■ **WORK TO BE COMPLETED**
All entries below are to be returned in full, exactly as they stand.

■ **Interface dataset entries**
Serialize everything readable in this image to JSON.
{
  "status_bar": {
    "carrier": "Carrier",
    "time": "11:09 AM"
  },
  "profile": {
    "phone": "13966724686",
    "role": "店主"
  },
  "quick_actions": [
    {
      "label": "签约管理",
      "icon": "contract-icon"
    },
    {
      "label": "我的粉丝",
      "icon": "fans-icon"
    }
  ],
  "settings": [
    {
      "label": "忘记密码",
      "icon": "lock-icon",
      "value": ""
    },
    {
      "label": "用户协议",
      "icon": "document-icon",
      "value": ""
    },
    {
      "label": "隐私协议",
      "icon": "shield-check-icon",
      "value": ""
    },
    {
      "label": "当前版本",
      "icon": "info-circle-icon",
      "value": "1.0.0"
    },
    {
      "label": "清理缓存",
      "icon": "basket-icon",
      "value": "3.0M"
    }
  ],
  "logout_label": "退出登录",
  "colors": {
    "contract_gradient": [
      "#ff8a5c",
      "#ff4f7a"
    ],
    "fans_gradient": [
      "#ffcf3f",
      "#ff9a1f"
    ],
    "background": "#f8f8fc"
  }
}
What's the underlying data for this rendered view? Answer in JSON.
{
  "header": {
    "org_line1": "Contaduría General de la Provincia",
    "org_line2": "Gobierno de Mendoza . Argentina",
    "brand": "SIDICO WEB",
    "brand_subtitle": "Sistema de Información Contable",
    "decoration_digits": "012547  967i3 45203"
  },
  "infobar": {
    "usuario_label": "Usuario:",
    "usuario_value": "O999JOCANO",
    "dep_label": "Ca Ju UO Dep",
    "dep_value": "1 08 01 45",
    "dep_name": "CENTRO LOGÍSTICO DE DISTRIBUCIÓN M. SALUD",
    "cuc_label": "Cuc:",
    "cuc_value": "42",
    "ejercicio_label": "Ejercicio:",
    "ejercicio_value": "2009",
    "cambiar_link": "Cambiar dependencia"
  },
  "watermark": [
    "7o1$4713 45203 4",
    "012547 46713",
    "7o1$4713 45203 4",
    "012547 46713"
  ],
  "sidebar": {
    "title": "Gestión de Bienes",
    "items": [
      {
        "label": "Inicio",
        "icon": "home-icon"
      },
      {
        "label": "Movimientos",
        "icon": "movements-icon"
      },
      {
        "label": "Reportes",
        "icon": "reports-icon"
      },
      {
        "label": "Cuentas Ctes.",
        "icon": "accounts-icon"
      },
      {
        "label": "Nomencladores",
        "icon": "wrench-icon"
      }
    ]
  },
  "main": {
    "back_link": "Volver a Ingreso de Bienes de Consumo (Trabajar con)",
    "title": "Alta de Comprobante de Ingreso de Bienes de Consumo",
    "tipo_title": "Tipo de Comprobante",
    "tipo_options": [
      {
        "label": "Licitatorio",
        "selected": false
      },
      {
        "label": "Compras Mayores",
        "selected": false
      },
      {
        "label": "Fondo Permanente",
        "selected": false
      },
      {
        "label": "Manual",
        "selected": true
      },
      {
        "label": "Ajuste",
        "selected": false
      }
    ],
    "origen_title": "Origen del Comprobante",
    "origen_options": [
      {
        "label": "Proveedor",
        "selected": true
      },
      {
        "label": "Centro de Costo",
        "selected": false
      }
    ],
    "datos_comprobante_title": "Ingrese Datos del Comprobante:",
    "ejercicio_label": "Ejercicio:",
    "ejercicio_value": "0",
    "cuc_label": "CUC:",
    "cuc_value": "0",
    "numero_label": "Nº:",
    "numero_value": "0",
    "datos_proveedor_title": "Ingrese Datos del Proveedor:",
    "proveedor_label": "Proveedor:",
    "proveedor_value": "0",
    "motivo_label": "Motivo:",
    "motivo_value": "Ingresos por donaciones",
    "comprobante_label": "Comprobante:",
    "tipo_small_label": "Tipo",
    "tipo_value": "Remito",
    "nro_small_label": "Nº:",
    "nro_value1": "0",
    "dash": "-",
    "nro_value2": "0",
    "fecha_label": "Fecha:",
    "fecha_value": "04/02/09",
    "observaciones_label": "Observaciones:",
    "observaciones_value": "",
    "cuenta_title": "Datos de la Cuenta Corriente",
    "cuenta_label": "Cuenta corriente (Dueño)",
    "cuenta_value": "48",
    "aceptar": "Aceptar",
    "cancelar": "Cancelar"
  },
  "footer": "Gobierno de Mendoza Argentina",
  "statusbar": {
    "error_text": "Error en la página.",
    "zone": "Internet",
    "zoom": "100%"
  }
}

■ **RESULT**
Serialize everything readable in this image to JSON.
{
  "status_bar": {
    "carrier": "Carrier",
    "time": "11:09 AM"
  },
  "profile": {
    "phone": "13966724686",
    "role": "店主"
  },
  "quick_actions": [
    {
      "label": "签约管理",
      "icon": "contract-icon"
    },
    {
      "label": "我的粉丝",
      "icon": "fans-icon"
    }
  ],
  "settings": [
    {
      "label": "忘记密码",
      "icon": "lock-icon",
      "value": ""
    },
    {
      "label": "用户协议",
      "icon": "document-icon",
      "value": ""
    },
    {
      "label": "隐私协议",
      "icon": "shield-check-icon",
      "value": ""
    },
    {
      "label": "当前版本",
      "icon": "info-circle-icon",
      "value": "1.0.0"
    },
    {
      "label": "清理缓存",
      "icon": "basket-icon",
      "value": "3.0M"
    }
  ],
  "logout_label": "退出登录",
  "colors": {
    "contract_gradient": [
      "#ff8a5c",
      "#ff4f7a"
    ],
    "fans_gradient": [
      "#ffcf3f",
      "#ff9a1f"
    ],
    "background": "#f8f8fc"
  }
}
What's the underlying data for this rendered view? Answer in JSON.
{
  "header": {
    "org_line1": "Contaduría General de la Provincia",
    "org_line2": "Gobierno de Mendoza . Argentina",
    "brand": "SIDICO WEB",
    "brand_subtitle": "Sistema de Información Contable",
    "decoration_digits": "012547  967i3 45203"
  },
  "infobar": {
    "usuario_label": "Usuario:",
    "usuario_value": "O999JOCANO",
    "dep_label": "Ca Ju UO Dep",
    "dep_value": "1 08 01 45",
    "dep_name": "CENTRO LOGÍSTICO DE DISTRIBUCIÓN M. SALUD",
    "cuc_label": "Cuc:",
    "cuc_value": "42",
    "ejercicio_label": "Ejercicio:",
    "ejercicio_value": "2009",
    "cambiar_link": "Cambiar dependencia"
  },
  "watermark": [
    "7o1$4713 45203 4",
    "012547 46713",
    "7o1$4713 45203 4",
    "012547 46713"
  ],
  "sidebar": {
    "title": "Gestión de Bienes",
    "items": [
      {
        "label": "Inicio",
        "icon": "home-icon"
      },
      {
        "label": "Movimientos",
        "icon": "movements-icon"
      },
      {
        "label": "Reportes",
        "icon": "reports-icon"
      },
      {
        "label": "Cuentas Ctes.",
        "icon": "accounts-icon"
      },
      {
        "label": "Nomencladores",
        "icon": "wrench-icon"
      }
    ]
  },
  "main": {
    "back_link": "Volver a Ingreso de Bienes de Consumo (Trabajar con)",
    "title": "Alta de Comprobante de Ingreso de Bienes de Consumo",
    "tipo_title": "Tipo de Comprobante",
    "tipo_options": [
      {
        "label": "Licitatorio",
        "selected": false
      },
      {
        "label": "Compras Mayores",
        "selected": false
      },
      {
        "label": "Fondo Permanente",
        "selected": false
      },
      {
        "label": "Manual",
        "selected": true
      },
      {
        "label": "Ajuste",
        "selected": false
      }
    ],
    "origen_title": "Origen del Comprobante",
    "origen_options": [
      {
        "label": "Proveedor",
        "selected": true
      },
      {
        "label": "Centro de Costo",
        "selected": false
      }
    ],
    "datos_comprobante_title": "Ingrese Datos del Comprobante:",
    "ejercicio_label": "Ejercicio:",
    "ejercicio_value": "0",
    "cuc_label": "CUC:",
    "cuc_value": "0",
    "numero_label": "Nº:",
    "numero_value": "0",
    "datos_proveedor_title": "Ingrese Datos del Proveedor:",
    "proveedor_label": "Proveedor:",
    "proveedor_value": "0",
    "motivo_label": "Motivo:",
    "motivo_value": "Ingresos por donaciones",
    "comprobante_label": "Comprobante:",
    "tipo_small_label": "Tipo",
    "tipo_value": "Remito",
    "nro_small_label": "Nº:",
    "nro_value1": "0",
    "dash": "-",
    "nro_value2": "0",
    "fecha_label": "Fecha:",
    "fecha_value": "04/02/09",
    "observaciones_label": "Observaciones:",
    "observaciones_value": "",
    "cuenta_title": "Datos de la Cuenta Corriente",
    "cuenta_label": "Cuenta corriente (Dueño)",
    "cuenta_value": "48",
    "aceptar": "Aceptar",
    "cancelar": "Cancelar"
  },
  "footer": "Gobierno de Mendoza Argentina",
  "statusbar": {
    "error_text": "Error en la página.",
    "zone": "Internet",
    "zoom": "100%"
  }
}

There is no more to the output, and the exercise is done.